The Pro-ivory bloc’s claim of a paucity of funds for conservation efforts appears to be not wholly unjustified. Data reveals a large amount of money goes into protecting elephants with only a little earmarked for the communities facing the worst consequences of human-animal conflict.
The Great Elephant Census (GEC) data shows a high concentration of elephants in Botswana. /GEC Graphics
A World Bank study shows that a total of 1.3 billion U.S. dollars was committed to combat illegal wildlife trade between 2010 and 2016. Nearly, 63 percent or 833 million U.S. dollars of the funds went to Africa, and 29 percent or 381 million U.S. dollars were provided to Asia.
“We need to use other income sources, such as tourism, to support conservation,” Knights added.
Fear among countries that have shut down the domestic ivory market
Policy gaps coupled with the pro-ivory bloc’s constant pressure to revive the ivory market are likely to boost the illegal trade of ivory once again.
For countries that have closed its domestic ivory market like, China and its regions Hong Kong and Taiwan, the UK, and the U.S., law enforcement agencies are already facing difficulties in checking luggage and containers for banned wildlife product parts.

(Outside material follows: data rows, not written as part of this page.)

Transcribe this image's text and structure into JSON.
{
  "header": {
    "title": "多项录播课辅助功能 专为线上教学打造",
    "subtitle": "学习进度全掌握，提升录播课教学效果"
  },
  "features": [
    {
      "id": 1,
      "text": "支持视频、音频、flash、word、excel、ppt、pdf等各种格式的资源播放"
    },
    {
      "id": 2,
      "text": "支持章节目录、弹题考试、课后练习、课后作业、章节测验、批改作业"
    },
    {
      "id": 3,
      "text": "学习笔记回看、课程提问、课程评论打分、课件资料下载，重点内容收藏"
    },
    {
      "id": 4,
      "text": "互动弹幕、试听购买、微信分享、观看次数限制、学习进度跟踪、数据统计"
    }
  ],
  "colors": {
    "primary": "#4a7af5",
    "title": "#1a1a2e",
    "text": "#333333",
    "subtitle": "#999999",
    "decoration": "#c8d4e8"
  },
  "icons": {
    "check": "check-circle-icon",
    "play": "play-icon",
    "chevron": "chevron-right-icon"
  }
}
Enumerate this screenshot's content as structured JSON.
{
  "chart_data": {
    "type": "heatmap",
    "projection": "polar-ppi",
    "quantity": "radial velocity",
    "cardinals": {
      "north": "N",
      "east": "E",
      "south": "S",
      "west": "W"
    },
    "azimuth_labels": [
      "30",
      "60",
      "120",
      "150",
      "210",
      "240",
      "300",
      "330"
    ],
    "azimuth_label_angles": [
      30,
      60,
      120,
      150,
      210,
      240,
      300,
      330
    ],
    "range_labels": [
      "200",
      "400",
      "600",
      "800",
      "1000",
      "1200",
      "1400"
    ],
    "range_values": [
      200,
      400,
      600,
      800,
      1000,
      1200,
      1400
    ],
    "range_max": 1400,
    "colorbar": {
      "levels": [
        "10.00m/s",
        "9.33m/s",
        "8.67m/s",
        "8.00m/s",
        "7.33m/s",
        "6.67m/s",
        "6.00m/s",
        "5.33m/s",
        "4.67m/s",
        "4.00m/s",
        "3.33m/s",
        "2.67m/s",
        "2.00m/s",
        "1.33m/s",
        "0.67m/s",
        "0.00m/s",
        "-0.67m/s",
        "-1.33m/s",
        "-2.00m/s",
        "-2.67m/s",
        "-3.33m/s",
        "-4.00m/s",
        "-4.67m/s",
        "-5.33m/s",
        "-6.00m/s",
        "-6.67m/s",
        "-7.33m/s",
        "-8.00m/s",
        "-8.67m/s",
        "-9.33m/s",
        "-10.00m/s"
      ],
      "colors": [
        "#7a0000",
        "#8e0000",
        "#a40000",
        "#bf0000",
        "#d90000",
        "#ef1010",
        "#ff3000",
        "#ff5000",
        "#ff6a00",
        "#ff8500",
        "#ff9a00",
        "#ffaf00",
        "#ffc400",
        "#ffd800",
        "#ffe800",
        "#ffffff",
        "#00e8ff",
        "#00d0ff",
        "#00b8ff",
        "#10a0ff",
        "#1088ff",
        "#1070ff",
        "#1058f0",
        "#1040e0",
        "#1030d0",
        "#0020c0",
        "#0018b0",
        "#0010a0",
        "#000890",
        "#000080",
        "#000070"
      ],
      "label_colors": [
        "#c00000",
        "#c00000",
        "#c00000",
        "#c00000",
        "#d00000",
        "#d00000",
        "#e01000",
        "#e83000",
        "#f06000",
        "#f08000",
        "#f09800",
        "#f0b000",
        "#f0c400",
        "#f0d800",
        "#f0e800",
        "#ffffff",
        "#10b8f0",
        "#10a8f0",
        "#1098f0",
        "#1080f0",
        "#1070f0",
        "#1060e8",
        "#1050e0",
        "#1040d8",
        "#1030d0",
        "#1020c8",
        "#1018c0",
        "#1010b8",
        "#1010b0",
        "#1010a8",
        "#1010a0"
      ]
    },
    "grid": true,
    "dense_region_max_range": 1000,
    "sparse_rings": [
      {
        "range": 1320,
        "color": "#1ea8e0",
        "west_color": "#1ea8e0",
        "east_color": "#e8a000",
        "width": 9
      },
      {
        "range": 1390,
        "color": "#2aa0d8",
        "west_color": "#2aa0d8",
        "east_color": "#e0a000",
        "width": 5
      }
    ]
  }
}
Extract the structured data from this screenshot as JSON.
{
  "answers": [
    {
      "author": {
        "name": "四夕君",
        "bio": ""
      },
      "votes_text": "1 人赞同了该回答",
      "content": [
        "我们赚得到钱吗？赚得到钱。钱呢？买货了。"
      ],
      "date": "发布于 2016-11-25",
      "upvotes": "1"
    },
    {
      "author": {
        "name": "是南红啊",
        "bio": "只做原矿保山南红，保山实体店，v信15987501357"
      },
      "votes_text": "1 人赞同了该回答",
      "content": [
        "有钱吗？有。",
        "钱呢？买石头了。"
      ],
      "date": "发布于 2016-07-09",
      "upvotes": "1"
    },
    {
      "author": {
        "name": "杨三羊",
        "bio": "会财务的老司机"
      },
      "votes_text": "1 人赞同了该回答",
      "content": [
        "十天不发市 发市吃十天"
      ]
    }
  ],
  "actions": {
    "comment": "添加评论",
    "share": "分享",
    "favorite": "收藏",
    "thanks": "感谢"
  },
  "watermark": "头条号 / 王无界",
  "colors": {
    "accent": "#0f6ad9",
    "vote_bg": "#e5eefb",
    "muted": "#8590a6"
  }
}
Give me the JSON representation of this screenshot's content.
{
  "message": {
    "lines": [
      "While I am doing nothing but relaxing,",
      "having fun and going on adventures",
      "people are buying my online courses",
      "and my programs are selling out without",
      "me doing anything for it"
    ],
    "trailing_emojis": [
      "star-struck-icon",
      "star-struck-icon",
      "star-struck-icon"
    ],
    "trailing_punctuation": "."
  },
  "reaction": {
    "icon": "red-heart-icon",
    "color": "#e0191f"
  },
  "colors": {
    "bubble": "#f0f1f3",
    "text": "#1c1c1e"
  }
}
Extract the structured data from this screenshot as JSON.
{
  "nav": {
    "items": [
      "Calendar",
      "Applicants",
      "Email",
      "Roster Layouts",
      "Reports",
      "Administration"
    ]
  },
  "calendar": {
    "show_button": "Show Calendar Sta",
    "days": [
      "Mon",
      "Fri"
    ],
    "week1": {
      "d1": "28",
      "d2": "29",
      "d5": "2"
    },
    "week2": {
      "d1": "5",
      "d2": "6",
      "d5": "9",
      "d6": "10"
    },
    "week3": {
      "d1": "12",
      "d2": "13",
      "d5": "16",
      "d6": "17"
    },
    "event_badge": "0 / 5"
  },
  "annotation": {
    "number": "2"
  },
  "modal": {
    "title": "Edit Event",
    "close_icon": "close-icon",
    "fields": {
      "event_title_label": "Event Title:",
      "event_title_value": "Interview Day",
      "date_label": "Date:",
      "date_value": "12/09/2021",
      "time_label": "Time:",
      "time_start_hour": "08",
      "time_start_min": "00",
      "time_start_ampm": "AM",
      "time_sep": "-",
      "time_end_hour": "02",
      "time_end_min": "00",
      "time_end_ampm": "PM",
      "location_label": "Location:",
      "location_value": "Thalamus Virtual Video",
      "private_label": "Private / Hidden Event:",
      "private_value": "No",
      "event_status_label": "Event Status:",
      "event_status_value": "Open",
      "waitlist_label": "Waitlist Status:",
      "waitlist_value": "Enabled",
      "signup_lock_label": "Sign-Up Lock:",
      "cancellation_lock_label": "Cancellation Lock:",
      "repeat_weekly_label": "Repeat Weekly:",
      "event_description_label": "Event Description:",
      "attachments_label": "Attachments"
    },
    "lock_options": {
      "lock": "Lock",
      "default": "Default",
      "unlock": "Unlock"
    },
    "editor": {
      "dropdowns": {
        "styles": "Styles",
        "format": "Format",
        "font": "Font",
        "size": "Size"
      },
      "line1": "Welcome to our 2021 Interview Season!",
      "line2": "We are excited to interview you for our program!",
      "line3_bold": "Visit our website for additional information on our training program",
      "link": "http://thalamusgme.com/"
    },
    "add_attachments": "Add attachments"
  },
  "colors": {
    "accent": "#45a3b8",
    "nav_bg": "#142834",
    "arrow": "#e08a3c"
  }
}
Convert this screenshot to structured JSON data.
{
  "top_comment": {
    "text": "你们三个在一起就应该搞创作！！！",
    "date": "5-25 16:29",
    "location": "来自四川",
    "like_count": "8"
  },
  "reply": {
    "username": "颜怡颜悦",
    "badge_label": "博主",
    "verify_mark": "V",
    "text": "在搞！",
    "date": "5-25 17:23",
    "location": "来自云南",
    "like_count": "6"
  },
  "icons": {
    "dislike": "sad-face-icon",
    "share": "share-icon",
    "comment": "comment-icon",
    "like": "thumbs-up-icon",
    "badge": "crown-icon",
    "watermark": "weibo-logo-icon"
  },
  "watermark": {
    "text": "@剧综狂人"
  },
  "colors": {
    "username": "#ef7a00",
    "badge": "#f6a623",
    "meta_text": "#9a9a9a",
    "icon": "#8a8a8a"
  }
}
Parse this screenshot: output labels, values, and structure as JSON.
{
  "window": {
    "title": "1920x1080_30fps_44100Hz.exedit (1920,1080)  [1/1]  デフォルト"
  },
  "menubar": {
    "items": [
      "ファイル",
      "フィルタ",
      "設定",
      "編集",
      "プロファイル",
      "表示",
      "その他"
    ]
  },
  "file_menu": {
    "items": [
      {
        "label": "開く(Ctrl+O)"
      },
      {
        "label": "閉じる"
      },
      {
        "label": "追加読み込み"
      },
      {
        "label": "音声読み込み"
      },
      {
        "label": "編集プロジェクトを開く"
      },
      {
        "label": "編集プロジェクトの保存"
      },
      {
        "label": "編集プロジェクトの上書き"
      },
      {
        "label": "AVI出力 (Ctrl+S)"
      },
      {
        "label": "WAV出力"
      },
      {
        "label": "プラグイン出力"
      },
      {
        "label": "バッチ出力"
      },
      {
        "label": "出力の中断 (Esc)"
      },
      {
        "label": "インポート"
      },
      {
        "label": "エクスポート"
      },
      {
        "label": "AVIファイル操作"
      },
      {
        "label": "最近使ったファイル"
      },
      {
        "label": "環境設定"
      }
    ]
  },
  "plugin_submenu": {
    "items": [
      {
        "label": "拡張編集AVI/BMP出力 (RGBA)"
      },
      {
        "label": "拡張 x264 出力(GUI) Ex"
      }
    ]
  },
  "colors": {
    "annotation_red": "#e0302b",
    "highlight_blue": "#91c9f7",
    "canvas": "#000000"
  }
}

Countries like Japan with a thriving domestic ivory market and the European Union’s reluctance to close its ivory market is promoting illegal trade, say wildlife experts. The sale of another ivory stockpile will jeopardize efforts to save African elephants from poaching, they warned.
“The stakes are high under CITES, and robust debates are to be expected. Decisions taken in Colombo will have a real and immediate effect on the legislation, regulation, and operating practices across the globe for international trade in the species concerned,” said CITES Secretary-General, Ivonne Higuero.